Turkey decried the Syrian government's unceasing crackdown on protesters as “inhumane” in its harshest criticism since the start of the unrest in mid-March at a time when thousands of Syrians started to pour into Turkey, fleeing the escalating violence in towns near the Turkish border.
Turkish Prime Minister Recep Tayyip Erdoğan, who said earlier last month that Syrian President Bashar al-Assad is a “good friend of mine,” slammed the crackdown on protesters by Syrian authorities on Thursday during a televised interview and said the “savagery cannot be digested.”
Erdoğan's remarks are the biggest departure from his earlier cautious approach in handling unrest in Syria, with which his government has worked out a historic reconciliation over the past few years.
Erdoğan personally attacked Assad's brother, Maher Assad, for the brutal clampdown and said that Syria, unlike Libya, is seen as akin to a Turkish domestic affair.

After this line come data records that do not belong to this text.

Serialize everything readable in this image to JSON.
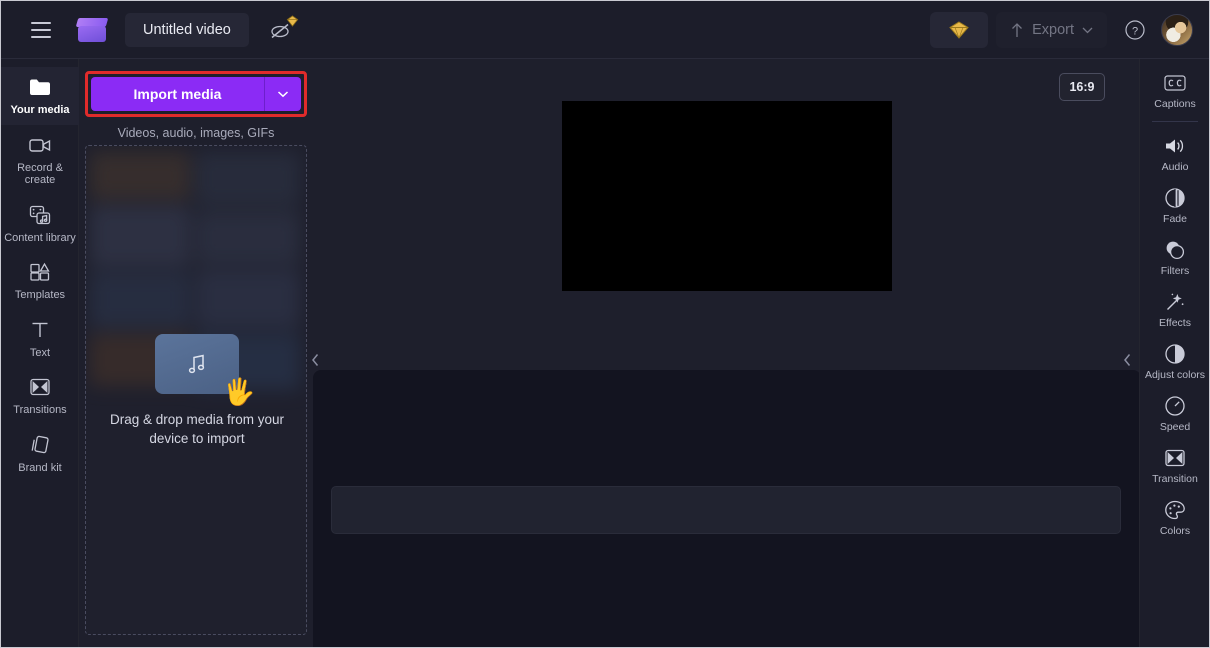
{
  "app": {
    "title": "Untitled video",
    "accent": "#8b2bf5",
    "highlight": "#e02b2b",
    "background": "#1b1c28"
  },
  "topbar": {
    "menu_icon": "hamburger-icon",
    "logo_icon": "clapperboard-logo",
    "title_value": "Untitled video",
    "title_placeholder": "Untitled video",
    "autosave_icon": "autosave-off-icon",
    "premium_icon": "diamond-icon",
    "export_label": "Export",
    "export_icon": "upload-arrow-icon",
    "export_caret_icon": "chevron-down-icon",
    "help_icon": "question-circle-icon",
    "avatar_icon": "user-avatar"
  },
  "left_rail": {
    "items": [
      {
        "label": "Your media",
        "icon": "folder-icon",
        "active": true
      },
      {
        "label": "Record & create",
        "icon": "video-camera-icon",
        "active": false
      },
      {
        "label": "Content library",
        "icon": "content-library-icon",
        "active": false
      },
      {
        "label": "Templates",
        "icon": "templates-grid-icon",
        "active": false
      },
      {
        "label": "Text",
        "icon": "text-t-icon",
        "active": false
      },
      {
        "label": "Transitions",
        "icon": "transitions-icon",
        "active": false
      },
      {
        "label": "Brand kit",
        "icon": "brand-kit-icon",
        "active": false
      }
    ]
  },
  "media_panel": {
    "import_label": "Import media",
    "import_caret_icon": "chevron-down-icon",
    "import_subtitle": "Videos, audio, images, GIFs",
    "dropzone_icon": "music-note-card-icon",
    "dropzone_hand_icon": "drag-hand-icon",
    "dropzone_text": "Drag & drop media from your device to import"
  },
  "stage": {
    "aspect_ratio": "16:9",
    "collapse_left_icon": "chevron-left-icon",
    "collapse_right_icon": "chevron-left-icon"
  },
  "right_rail": {
    "items": [
      {
        "label": "Captions",
        "icon": "captions-cc-icon",
        "divider_after": true
      },
      {
        "label": "Audio",
        "icon": "speaker-icon",
        "divider_after": false
      },
      {
        "label": "Fade",
        "icon": "fade-circle-icon",
        "divider_after": false
      },
      {
        "label": "Filters",
        "icon": "filters-circles-icon",
        "divider_after": false
      },
      {
        "label": "Effects",
        "icon": "magic-wand-icon",
        "divider_after": false
      },
      {
        "label": "Adjust colors",
        "icon": "contrast-circle-icon",
        "divider_after": false
      },
      {
        "label": "Speed",
        "icon": "speedometer-icon",
        "divider_after": false
      },
      {
        "label": "Transition",
        "icon": "transition-icon",
        "divider_after": false
      },
      {
        "label": "Colors",
        "icon": "palette-icon",
        "divider_after": false
      }
    ]
  }
}
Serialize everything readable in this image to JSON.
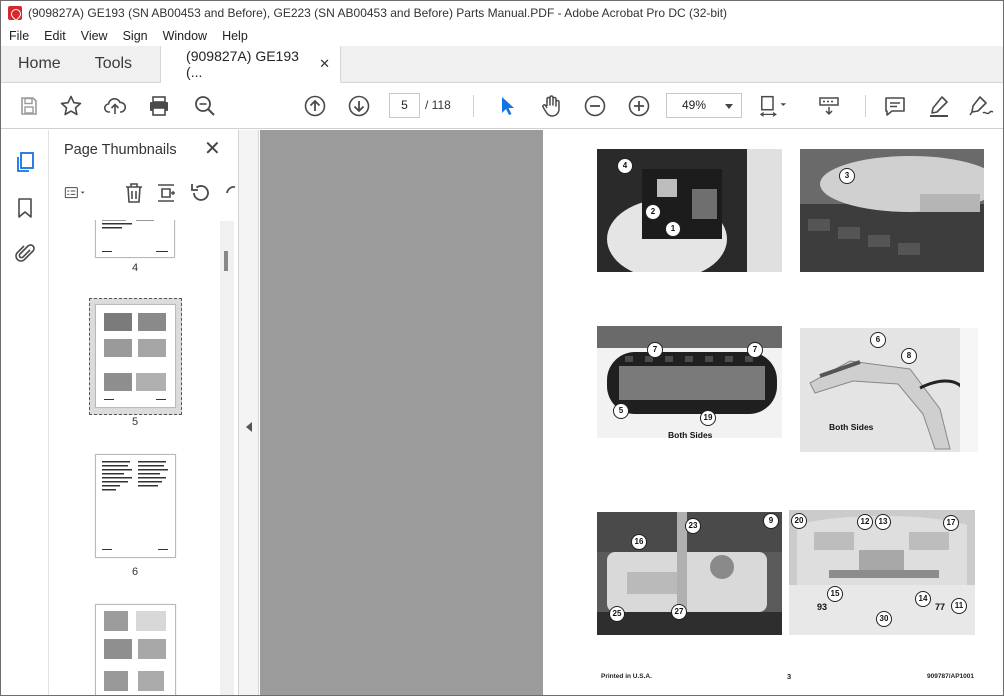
{
  "window": {
    "title": "(909827A) GE193 (SN AB00453 and Before), GE223 (SN AB00453 and Before) Parts Manual.PDF - Adobe Acrobat Pro DC (32-bit)"
  },
  "menu": [
    "File",
    "Edit",
    "View",
    "Sign",
    "Window",
    "Help"
  ],
  "tabs": {
    "home": "Home",
    "tools": "Tools",
    "document": "(909827A) GE193 (...",
    "close": "✕"
  },
  "toolbar": {
    "current_page": "5",
    "page_total": "/ 118",
    "zoom": "49%"
  },
  "thumbnails_panel": {
    "title": "Page Thumbnails",
    "close": "✕",
    "pages": [
      "4",
      "5",
      "6"
    ]
  },
  "document_page": {
    "captions": {
      "both_sides_1": "Both Sides",
      "both_sides_2": "Both Sides",
      "num_93": "93",
      "num_77": "77"
    },
    "callouts": [
      "4",
      "2",
      "1",
      "3",
      "7",
      "7",
      "5",
      "19",
      "6",
      "8",
      "23",
      "9",
      "16",
      "25",
      "27",
      "20",
      "12",
      "13",
      "17",
      "15",
      "14",
      "11",
      "30"
    ],
    "footer_left": "Printed in U.S.A.",
    "footer_center": "3",
    "footer_right": "909787/AP1001"
  },
  "colors": {
    "accent": "#1473e6",
    "acrobat_red": "#d7282f",
    "doc_background": "#9b9b9b"
  }
}
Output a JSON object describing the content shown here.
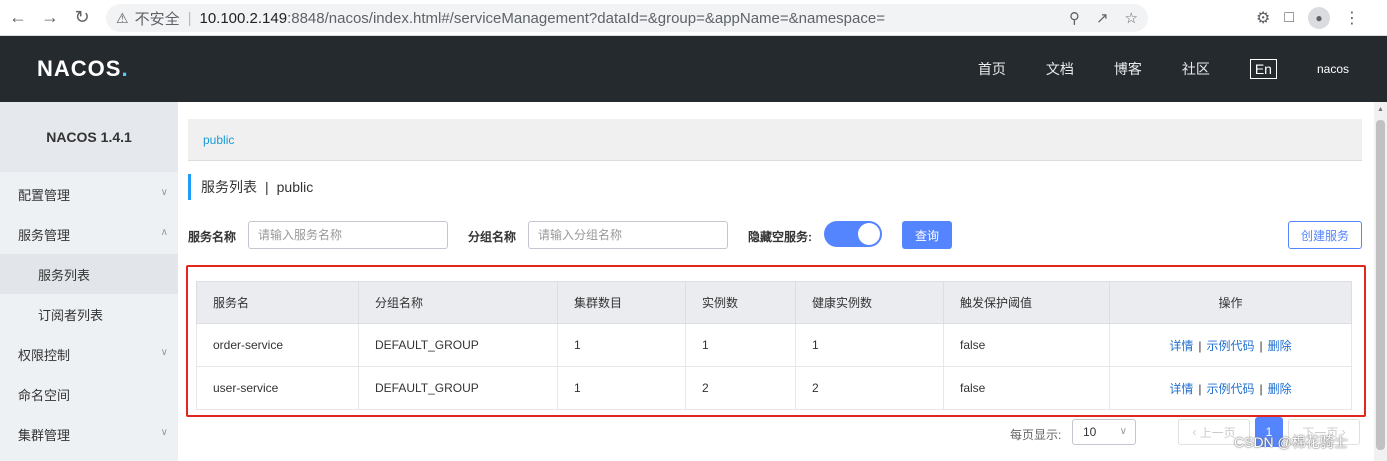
{
  "browser": {
    "insecure_label": "不安全",
    "url_host": "10.100.2.149",
    "url_path": ":8848/nacos/index.html#/serviceManagement?dataId=&group=&appName=&namespace="
  },
  "header": {
    "logo": "NACOS",
    "logo_dot": ".",
    "nav": [
      "首页",
      "文档",
      "博客",
      "社区"
    ],
    "lang": "En",
    "user": "nacos"
  },
  "sidebar": {
    "title": "NACOS 1.4.1",
    "items": {
      "config": "配置管理",
      "service": "服务管理",
      "service_list": "服务列表",
      "subscriber_list": "订阅者列表",
      "permission": "权限控制",
      "namespace": "命名空间",
      "cluster": "集群管理"
    }
  },
  "main": {
    "breadcrumb": "public",
    "title": "服务列表",
    "title_sep": "|",
    "title_ns": "public",
    "filter": {
      "service_name_label": "服务名称",
      "service_name_placeholder": "请输入服务名称",
      "group_name_label": "分组名称",
      "group_name_placeholder": "请输入分组名称",
      "hide_empty_label": "隐藏空服务:",
      "query_button": "查询",
      "create_button": "创建服务"
    },
    "table": {
      "headers": [
        "服务名",
        "分组名称",
        "集群数目",
        "实例数",
        "健康实例数",
        "触发保护阈值",
        "操作"
      ],
      "rows": [
        [
          "order-service",
          "DEFAULT_GROUP",
          "1",
          "1",
          "1",
          "false"
        ],
        [
          "user-service",
          "DEFAULT_GROUP",
          "1",
          "2",
          "2",
          "false"
        ]
      ],
      "actions": {
        "detail": "详情",
        "sample_code": "示例代码",
        "delete": "删除",
        "sep": "|"
      }
    },
    "pagination": {
      "page_size_label": "每页显示:",
      "page_size": "10",
      "prev": "上一页",
      "current": "1",
      "next": "下一页"
    }
  },
  "watermark": "CSDN @棉花骑士"
}
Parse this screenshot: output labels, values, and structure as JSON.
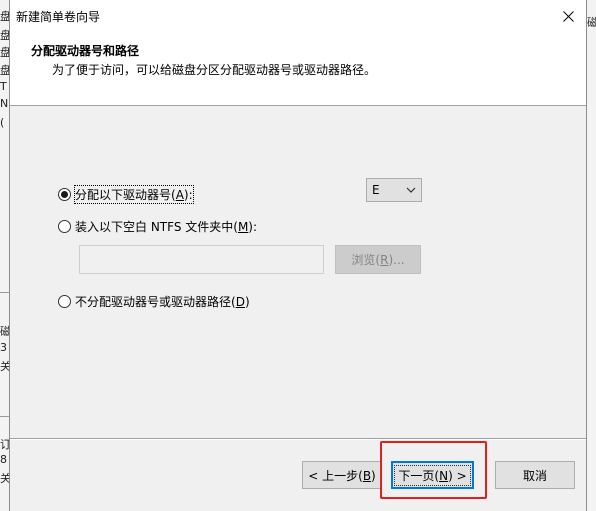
{
  "window": {
    "title": "新建简单卷向导",
    "header_title": "分配驱动器号和路径",
    "header_subtitle": "为了便于访问，可以给磁盘分区分配驱动器号或驱动器路径。"
  },
  "options": {
    "assign_letter": {
      "label": "分配以下驱动器号",
      "mnemonic": "A",
      "suffix": ":",
      "selected": true
    },
    "mount_folder": {
      "label": "装入以下空白 NTFS 文件夹中",
      "mnemonic": "M",
      "suffix": ":",
      "selected": false
    },
    "no_assign": {
      "label": "不分配驱动器号或驱动器路径",
      "mnemonic": "D",
      "suffix": "",
      "selected": false
    }
  },
  "drive_letter": {
    "value": "E"
  },
  "folder_path": {
    "value": ""
  },
  "browse_button": {
    "label": "浏览",
    "mnemonic": "R",
    "suffix": "..."
  },
  "footer": {
    "back": {
      "prefix": "< 上一步",
      "mnemonic": "B"
    },
    "next": {
      "prefix": "下一页",
      "mnemonic": "N",
      "suffix": " >"
    },
    "cancel": {
      "label": "取消"
    }
  },
  "background": {
    "left_fragments": [
      "盘",
      "盘",
      "盘",
      "盘",
      "T",
      "N",
      "(",
      "磁",
      "3",
      "关",
      "订",
      "8",
      "关"
    ],
    "right_fragments": [
      "磁"
    ]
  },
  "colors": {
    "highlight": "#e02020",
    "focus_border": "#0078d7"
  }
}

Thousands of elite troops led by Assad's brother converged on Wednesday on a restive northern area, and neighboring villages warned that the convoys of tanks were approaching in one of the biggest military deployments since the 11-week uprising began. The elite Syrian military unit believed to be led by Assad's younger brother, Maher, had all but surrounded Jisr al-Shughour, leaving open just one route to the border to Turkey 20 kilometers away, sources say. The operation in the town involves the elite 4th Division commanded by Maher. The younger Assad also commands the Republican Guard, which protects the regime and is believed to have played a key role in suppressing the protests.
"Sadly, their actions are inhumane," Erdoğan said, referring to Maher Assad and his team, which has been ferocious in crushing the dissent. "Now the barbarity… Now think [soldiers] pose [for a photo] in such an ugly way at the bedside of women who they killed… that these images cannot be digested," Erdoğan said.
Erdoğan noted that developments in Syria have also put the UN Security Council at work, hinting that Turkey will not support the Syrian government as European countries and the US prepare to vote on a resolution that would condemn Syria over the violence.
Britain, France, Germany and Portugal have asked the UN Security Council to condemn Assad, although veto-wielding Russia has said it would oppose such a move.
"There are now preparations [in the Security Council]. We can't [support] Syria amidst all this as Turkey. We still have relatives [in Syria]," the prime minister said.
Erdoğan recalled his telephone conversation with Assad several days ago but complained that the Syrian government had shrugged off his calls. "I spoke with Mr. Bashar al-Assad four to five days ago. I explained this situation very clearly and openly. Despite this, they take this very lightly. And sadly they tell us different things," Erdoğan said.
Speaking about the increasingly growing number of Syrian refugees in Turkey, Erdoğan said Turkey cannot close its doors to those who want to seek asylum in Turkey. How long will this continue? "This is another issue," Erdoğan concluded.